Since the mid-20th century, the exodus of St. Louis residents to the suburbs has been startling. And people keep moving farther away from the urban core. St. Louis County lost population in 2010 for the first time, down 1.7 percent to 998,954 in 2010, as residents relocate to communities like St. Charles, O'Fallon, Wentzville and Troy.
"This is a time for an urgent rethinking of how we do everything as a region," Slay said. "If this doesn't jump-start a discussion about the city re-entering the county and how we start thinking more as a region, nothing will."
St. Louis is unique in that it is its own county. St. Louis city and St. Louis County are completely separate entities. Slay said that leads to redundancies of service that are unnecessary.
Steven S. Smith, a public policy professor at Washington University in St. Louis, agrees that something needs to change.
"The challenges are really quite substantial," Smith said. "How do you attract business? How do you maintain neighborhoods? How do you prevent continuing decay and abandonment which, when it gets to a certain point, leads to a downward spiral?"
A census estimate on July 1, 2009, forecasted that the city's population of 348,189 in 2000 had grown to 356,587. Either the estimate was wrong or there has been a substantial recent exodus.
The 2010 census is based on the population in April 2010. Slay said the city was hurting from the recession, with some residents displaced, perhaps hard to find. Still, he said, that doesn't account for such a steep decline.
The mayor said the ongoing struggles of the city school district are a big part of the problem.
"A lot of families are leaving the city for better educational opportunities, especially public education opportunities," Slay said.
Increasingly, they're moving farther and farther out.
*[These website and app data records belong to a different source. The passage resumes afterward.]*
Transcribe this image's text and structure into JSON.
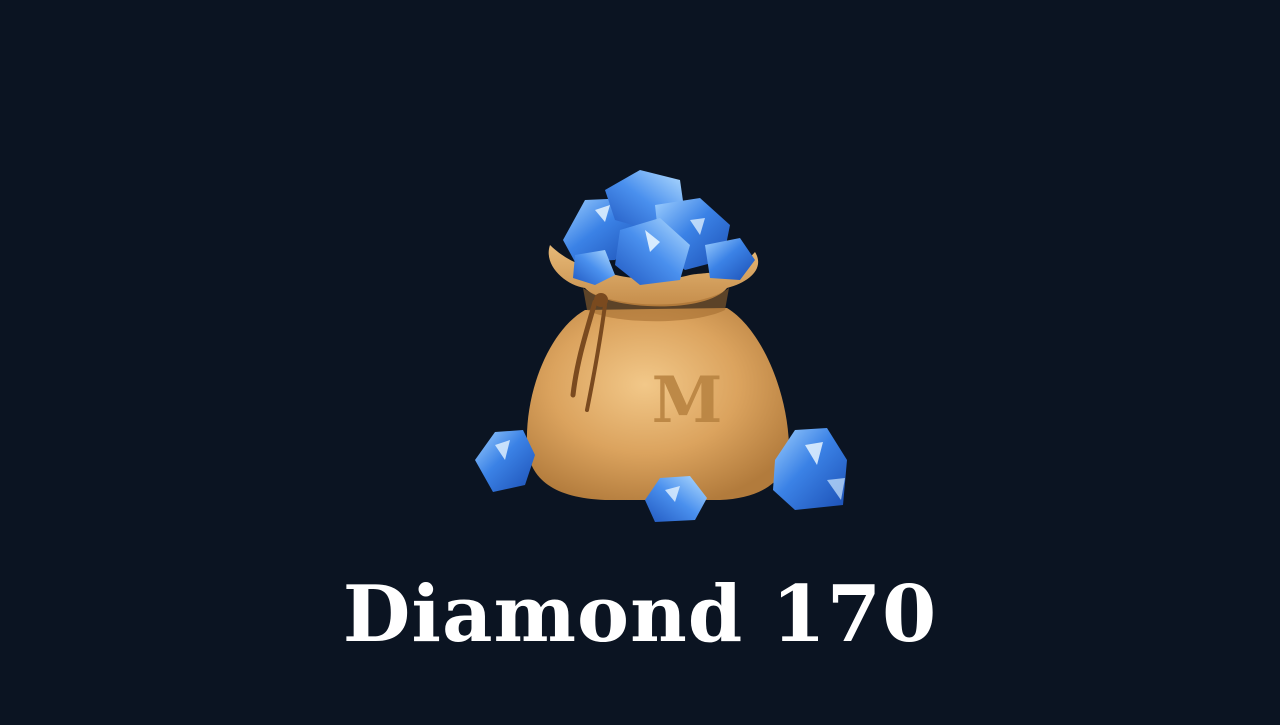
{
  "product": {
    "title": "Diamond 170",
    "bag_emblem": "M"
  },
  "icons": {
    "bag": "diamond-bag-icon",
    "gem": "blue-diamond-icon"
  },
  "colors": {
    "background": "#0b1422",
    "title": "#ffffff",
    "bag": "#d9a05a",
    "gem": "#3a7de0"
  }
}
Jefferson County saw its population increase 10.4 percent to 218,733. St. Charles County's population continues to rise sharply, up 27 percent to 360,485. The fastest growing counties are on the far outreaches of the St. Louis metro area _ Lincoln County grew 35 percent and Warren County 32.6 percent.
"I think it's just a quality of life issue," St. Charles County spokesman John Sonderegger said. He pointed to his county's high-paying and high-tech jobs, affordable housing, good schools, low crime rates and one of the nation's lowest poverty rates.
But Smith said a turnaround for St. Louis' fortunes is critical _ not only for the city but for surrounding communities and Missouri as a whole.
"The state is missing an opportunity to enhance what could be an important engine of economic growth," Smith said. "The metro areas often suffer in statewide politics because of attitudes in rural areas. But those rural areas need places where people can be educated, where their kids may find work."